Endometriosis can cause problems with the surrounding muscles and soft tissues. Pelvic floor spasms, tight muscles, other myofascial changes, and more will often contribute to symptoms (such as pain with defecation or pain with sex). These muscular and soft tissue changes can benefit from pelvic physical therapy. However, appropriate therapy for endometriosis associated problems requires a specific skill set by your physical therapist. For more info, see:  https://nancysnookendo.com/pelvic-physical-therapy/ and https://nancysnookendo.com/physical-therapy-resources/

Symptoms from endometriosis, such as pain and fatigue, can impact an individual’s quality of life significantly. This can affect our mental health. Proper treatment for the underlying cause of symptoms can help, but years of symptoms, such as pain or infertility, can create a toll. Seeking care for your mental health is not a sign that your endo is “all in your head”- rather it is another tool to help your overall well-being.

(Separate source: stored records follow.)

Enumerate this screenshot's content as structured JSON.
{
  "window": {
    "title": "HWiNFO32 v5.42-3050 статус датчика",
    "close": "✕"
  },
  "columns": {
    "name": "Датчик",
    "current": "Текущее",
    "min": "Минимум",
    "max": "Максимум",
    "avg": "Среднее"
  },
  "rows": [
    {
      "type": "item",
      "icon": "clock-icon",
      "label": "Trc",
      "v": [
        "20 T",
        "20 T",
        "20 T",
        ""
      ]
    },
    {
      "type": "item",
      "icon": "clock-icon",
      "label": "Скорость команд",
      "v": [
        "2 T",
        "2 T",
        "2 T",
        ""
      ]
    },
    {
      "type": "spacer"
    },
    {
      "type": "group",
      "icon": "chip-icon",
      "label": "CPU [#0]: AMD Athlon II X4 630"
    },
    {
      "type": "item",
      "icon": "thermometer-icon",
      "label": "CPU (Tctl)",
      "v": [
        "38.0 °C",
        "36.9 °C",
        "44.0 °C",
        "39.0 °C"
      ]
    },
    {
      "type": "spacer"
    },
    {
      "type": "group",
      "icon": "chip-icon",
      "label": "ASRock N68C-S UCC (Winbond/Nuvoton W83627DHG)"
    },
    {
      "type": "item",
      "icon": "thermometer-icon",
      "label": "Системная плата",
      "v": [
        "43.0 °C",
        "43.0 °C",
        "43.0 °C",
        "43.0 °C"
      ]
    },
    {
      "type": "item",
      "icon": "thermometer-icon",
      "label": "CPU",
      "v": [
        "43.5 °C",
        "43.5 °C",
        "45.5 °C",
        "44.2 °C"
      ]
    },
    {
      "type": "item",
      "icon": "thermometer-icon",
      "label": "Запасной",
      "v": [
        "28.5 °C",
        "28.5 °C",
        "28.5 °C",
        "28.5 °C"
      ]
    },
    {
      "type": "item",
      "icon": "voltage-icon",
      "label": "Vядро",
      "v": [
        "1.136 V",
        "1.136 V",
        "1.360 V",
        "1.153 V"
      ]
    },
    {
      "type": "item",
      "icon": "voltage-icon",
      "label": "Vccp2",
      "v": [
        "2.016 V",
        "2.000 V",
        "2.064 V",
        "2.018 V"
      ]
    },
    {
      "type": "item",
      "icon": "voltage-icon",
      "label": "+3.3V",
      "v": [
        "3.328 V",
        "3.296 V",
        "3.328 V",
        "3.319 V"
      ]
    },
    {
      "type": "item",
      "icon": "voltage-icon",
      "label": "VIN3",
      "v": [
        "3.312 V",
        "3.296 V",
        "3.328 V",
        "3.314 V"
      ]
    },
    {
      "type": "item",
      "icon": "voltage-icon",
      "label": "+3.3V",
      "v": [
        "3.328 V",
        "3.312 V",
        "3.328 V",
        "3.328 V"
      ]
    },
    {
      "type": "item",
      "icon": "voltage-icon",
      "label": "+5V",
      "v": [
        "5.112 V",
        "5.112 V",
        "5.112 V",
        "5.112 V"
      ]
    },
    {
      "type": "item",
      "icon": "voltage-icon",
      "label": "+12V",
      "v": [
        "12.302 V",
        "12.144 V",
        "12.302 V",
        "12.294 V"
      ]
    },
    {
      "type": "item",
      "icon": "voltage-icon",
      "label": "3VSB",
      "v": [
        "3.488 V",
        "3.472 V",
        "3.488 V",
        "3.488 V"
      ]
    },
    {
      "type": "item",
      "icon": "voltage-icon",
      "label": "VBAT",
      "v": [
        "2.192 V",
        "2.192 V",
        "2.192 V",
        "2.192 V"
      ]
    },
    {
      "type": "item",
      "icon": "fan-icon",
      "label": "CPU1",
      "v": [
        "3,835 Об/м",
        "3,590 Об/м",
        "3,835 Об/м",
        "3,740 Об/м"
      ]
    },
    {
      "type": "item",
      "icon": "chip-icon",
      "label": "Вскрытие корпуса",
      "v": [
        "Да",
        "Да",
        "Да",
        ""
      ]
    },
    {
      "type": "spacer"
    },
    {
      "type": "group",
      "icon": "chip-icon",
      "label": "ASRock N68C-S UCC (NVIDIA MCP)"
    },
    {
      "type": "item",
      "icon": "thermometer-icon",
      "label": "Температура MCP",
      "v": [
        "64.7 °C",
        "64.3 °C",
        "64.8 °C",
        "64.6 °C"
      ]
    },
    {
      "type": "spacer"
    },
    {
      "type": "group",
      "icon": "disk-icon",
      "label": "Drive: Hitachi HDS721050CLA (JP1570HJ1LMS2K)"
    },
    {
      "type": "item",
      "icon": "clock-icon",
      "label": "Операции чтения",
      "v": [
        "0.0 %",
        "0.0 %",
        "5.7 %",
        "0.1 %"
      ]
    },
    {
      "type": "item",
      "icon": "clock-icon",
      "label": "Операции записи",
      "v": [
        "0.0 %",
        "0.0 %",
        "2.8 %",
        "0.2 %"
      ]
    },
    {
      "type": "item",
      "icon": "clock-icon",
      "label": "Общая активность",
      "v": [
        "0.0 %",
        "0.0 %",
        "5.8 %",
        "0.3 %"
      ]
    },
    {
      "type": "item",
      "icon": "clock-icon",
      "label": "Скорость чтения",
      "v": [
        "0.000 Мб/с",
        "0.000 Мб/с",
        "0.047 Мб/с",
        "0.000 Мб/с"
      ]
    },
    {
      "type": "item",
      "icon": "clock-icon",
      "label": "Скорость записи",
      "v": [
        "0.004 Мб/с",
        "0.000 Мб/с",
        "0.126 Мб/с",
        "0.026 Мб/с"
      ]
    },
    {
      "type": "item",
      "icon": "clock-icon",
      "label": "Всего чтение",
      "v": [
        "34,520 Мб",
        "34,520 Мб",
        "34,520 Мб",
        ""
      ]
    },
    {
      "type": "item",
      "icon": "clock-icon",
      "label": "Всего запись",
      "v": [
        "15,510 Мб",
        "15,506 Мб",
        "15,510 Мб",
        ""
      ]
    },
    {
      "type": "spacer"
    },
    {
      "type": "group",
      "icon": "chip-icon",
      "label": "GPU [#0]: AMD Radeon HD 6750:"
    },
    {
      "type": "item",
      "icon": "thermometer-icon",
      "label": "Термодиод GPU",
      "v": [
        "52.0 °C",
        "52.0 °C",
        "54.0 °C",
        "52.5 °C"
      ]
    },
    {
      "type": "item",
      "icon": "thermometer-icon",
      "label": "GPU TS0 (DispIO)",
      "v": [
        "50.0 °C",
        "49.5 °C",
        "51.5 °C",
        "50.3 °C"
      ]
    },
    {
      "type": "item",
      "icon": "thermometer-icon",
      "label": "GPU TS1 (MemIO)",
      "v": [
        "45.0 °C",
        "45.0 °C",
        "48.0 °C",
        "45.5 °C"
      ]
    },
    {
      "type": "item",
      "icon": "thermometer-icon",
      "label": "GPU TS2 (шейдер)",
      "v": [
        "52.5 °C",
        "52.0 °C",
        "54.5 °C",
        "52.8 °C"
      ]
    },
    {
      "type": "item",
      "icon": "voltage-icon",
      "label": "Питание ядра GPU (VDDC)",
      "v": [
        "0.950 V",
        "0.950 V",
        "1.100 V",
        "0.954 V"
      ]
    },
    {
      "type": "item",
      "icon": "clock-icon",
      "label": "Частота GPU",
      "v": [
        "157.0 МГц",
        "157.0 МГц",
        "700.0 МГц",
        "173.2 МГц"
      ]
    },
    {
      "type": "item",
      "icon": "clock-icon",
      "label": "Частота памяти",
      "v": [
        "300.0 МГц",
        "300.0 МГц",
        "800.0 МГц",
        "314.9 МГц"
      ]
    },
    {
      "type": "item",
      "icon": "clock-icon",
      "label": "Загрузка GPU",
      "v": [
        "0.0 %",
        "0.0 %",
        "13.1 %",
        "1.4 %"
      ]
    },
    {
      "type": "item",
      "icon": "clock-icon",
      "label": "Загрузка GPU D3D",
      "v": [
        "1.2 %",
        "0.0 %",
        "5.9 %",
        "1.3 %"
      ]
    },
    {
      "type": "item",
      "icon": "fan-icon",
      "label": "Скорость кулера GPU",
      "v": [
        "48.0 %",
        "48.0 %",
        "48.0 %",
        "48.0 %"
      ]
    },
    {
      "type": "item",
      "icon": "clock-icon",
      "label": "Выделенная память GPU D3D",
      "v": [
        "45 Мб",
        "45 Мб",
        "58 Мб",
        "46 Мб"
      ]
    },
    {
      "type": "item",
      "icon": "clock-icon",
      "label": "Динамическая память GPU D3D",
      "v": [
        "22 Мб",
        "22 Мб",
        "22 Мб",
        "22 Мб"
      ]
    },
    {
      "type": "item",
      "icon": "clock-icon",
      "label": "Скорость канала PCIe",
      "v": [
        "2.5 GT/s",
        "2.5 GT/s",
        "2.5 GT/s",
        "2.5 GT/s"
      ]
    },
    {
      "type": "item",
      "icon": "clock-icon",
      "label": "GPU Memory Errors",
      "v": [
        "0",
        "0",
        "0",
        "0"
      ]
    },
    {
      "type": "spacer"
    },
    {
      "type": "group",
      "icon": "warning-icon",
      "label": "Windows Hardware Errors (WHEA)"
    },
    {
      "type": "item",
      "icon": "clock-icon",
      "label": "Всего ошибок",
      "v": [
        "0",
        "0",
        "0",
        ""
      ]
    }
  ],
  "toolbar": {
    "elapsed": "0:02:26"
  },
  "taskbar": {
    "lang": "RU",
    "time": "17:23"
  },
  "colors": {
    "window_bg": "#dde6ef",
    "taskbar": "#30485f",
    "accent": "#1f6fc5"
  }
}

For more info, see: https://nancysnookendo.com/the-importance-of-mental-health-support-in-endometriosis-2/ ; https://nancysnookendo.com/mental-health-overview/ ; https://nancysnookendo.com/choosing-the-right-mental-health-therapist-2/